* _What is needed_: Where a line below holds the string "JSON", that line goes into the answer.

-- Records for the task follows --

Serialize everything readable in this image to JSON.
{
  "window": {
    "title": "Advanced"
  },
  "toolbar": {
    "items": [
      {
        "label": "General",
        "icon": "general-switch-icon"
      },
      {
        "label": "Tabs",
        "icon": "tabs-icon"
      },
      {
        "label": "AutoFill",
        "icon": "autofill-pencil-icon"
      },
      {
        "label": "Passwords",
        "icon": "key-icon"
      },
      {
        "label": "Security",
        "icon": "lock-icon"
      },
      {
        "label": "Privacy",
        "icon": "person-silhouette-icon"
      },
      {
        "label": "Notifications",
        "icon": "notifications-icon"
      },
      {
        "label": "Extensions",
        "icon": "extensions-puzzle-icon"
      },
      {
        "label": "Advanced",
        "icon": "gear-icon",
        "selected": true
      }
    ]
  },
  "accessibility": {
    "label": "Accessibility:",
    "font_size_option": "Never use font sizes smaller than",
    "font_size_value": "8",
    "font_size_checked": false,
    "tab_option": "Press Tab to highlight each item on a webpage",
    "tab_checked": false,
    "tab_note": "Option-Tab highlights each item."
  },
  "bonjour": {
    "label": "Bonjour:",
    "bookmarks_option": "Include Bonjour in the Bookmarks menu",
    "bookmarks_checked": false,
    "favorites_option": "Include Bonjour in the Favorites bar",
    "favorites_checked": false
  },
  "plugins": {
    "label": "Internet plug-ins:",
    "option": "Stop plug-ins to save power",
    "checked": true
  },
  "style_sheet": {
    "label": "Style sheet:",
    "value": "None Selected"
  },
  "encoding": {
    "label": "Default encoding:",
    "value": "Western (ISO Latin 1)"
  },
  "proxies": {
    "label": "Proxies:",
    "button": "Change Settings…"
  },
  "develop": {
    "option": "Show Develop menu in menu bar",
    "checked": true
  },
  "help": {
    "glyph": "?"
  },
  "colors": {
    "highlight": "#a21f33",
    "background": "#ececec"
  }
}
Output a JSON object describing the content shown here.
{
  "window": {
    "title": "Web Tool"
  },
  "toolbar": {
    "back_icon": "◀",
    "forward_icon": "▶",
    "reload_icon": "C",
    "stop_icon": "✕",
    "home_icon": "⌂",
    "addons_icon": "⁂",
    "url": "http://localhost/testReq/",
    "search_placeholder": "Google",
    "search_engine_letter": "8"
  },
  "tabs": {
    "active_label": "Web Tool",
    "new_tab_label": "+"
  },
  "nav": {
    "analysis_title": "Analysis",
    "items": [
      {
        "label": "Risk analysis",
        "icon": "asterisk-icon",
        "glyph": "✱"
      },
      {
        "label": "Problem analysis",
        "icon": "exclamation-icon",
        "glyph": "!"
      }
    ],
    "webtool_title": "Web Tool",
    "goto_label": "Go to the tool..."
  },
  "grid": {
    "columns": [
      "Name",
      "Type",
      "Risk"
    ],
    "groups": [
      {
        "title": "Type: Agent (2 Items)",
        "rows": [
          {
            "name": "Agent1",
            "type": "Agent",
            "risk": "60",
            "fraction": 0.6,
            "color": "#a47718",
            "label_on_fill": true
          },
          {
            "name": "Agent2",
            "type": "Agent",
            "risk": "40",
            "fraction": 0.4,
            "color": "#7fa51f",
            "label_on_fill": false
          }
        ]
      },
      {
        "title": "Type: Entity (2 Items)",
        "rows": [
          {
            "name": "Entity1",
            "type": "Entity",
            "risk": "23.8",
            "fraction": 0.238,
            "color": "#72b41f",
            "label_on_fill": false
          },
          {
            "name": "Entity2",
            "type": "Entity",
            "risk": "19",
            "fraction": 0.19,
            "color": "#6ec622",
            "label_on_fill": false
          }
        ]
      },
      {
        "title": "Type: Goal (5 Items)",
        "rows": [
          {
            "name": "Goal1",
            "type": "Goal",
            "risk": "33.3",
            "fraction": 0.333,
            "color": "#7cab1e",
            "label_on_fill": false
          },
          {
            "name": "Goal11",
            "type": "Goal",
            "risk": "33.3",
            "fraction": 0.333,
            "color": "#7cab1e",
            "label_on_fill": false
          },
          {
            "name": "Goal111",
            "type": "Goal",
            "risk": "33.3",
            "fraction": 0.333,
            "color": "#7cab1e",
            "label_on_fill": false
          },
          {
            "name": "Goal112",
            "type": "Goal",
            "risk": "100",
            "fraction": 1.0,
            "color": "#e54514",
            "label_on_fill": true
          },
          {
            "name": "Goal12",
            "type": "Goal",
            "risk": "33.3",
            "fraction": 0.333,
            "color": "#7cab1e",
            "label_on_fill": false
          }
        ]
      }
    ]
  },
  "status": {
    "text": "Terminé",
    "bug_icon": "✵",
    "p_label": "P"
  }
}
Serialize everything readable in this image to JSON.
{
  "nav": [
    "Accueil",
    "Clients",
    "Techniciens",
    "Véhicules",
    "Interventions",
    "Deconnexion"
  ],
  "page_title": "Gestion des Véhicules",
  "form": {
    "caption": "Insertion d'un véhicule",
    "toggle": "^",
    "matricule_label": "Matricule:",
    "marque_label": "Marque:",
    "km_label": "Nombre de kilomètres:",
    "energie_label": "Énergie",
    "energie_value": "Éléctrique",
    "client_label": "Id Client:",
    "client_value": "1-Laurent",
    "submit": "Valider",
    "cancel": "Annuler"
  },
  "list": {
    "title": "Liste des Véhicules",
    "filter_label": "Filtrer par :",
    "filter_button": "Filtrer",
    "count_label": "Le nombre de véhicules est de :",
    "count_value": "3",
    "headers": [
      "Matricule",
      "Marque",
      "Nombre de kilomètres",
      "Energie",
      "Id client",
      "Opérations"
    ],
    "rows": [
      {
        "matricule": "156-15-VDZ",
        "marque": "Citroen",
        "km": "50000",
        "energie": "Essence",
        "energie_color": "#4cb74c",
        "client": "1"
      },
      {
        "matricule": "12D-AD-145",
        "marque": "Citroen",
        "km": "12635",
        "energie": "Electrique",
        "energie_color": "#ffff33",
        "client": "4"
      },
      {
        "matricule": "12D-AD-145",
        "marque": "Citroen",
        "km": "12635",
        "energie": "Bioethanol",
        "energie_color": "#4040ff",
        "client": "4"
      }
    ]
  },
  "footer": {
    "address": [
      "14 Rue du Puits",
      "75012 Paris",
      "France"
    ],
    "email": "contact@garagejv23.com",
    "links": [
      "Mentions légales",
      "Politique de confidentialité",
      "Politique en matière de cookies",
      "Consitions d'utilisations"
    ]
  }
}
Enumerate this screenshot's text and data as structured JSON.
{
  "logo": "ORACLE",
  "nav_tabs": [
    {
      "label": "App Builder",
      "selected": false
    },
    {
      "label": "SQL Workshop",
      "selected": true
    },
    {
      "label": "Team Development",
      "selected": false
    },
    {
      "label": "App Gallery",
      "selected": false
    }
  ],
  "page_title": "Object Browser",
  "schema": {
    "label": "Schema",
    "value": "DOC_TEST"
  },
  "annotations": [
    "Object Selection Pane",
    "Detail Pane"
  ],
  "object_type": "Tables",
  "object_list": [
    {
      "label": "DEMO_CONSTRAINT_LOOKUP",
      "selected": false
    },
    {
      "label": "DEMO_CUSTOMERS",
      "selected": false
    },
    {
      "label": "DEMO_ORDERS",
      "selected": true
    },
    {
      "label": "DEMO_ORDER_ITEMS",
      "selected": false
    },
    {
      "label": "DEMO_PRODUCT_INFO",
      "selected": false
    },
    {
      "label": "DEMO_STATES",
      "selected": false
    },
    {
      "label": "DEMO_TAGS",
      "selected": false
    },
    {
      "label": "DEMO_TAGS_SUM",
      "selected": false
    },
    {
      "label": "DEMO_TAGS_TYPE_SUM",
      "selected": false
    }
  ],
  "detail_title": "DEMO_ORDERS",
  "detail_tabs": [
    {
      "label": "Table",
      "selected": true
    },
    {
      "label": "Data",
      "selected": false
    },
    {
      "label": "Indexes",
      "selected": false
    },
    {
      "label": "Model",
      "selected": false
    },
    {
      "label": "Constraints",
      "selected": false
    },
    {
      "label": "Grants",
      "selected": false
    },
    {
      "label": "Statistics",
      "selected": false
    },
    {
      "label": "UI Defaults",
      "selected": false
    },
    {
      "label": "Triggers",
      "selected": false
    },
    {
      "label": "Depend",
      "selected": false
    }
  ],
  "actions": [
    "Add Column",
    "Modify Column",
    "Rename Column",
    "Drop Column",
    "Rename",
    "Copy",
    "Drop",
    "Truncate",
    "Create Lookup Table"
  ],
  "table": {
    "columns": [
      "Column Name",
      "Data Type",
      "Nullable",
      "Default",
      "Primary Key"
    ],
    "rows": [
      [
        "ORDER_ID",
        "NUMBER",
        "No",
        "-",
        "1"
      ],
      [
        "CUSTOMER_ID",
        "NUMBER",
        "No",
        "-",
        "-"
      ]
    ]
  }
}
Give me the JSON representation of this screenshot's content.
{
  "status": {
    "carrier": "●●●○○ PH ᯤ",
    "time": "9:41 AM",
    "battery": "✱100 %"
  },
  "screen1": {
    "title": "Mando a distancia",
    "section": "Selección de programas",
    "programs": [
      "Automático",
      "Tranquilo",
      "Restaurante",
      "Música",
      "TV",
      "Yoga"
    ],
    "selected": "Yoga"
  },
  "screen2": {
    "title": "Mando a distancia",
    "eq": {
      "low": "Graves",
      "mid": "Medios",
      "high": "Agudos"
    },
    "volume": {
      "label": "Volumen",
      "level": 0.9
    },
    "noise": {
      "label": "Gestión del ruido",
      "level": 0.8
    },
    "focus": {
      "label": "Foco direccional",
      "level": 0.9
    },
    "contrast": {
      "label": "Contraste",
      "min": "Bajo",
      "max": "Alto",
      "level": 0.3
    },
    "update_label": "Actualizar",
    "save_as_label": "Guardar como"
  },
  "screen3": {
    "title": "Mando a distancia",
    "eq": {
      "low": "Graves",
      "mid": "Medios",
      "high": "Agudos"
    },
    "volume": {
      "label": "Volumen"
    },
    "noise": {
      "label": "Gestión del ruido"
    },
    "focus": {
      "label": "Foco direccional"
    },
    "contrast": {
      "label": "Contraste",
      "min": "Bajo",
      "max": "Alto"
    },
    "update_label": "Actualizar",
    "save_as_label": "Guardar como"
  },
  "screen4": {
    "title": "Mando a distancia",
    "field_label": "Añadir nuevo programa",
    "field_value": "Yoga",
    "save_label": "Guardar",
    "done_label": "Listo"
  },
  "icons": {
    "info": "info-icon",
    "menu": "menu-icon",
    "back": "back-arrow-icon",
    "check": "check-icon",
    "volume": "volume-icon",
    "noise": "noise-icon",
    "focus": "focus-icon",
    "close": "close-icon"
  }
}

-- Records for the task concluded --

* _Task answer_:
Serialize everything readable in this image to JSON.
Output a JSON object describing the content shown here.
Serialize everything readable in this image to JSON.
Enumerate this screenshot's text and data as structured JSON.
Give me the JSON representation of this screenshot's content.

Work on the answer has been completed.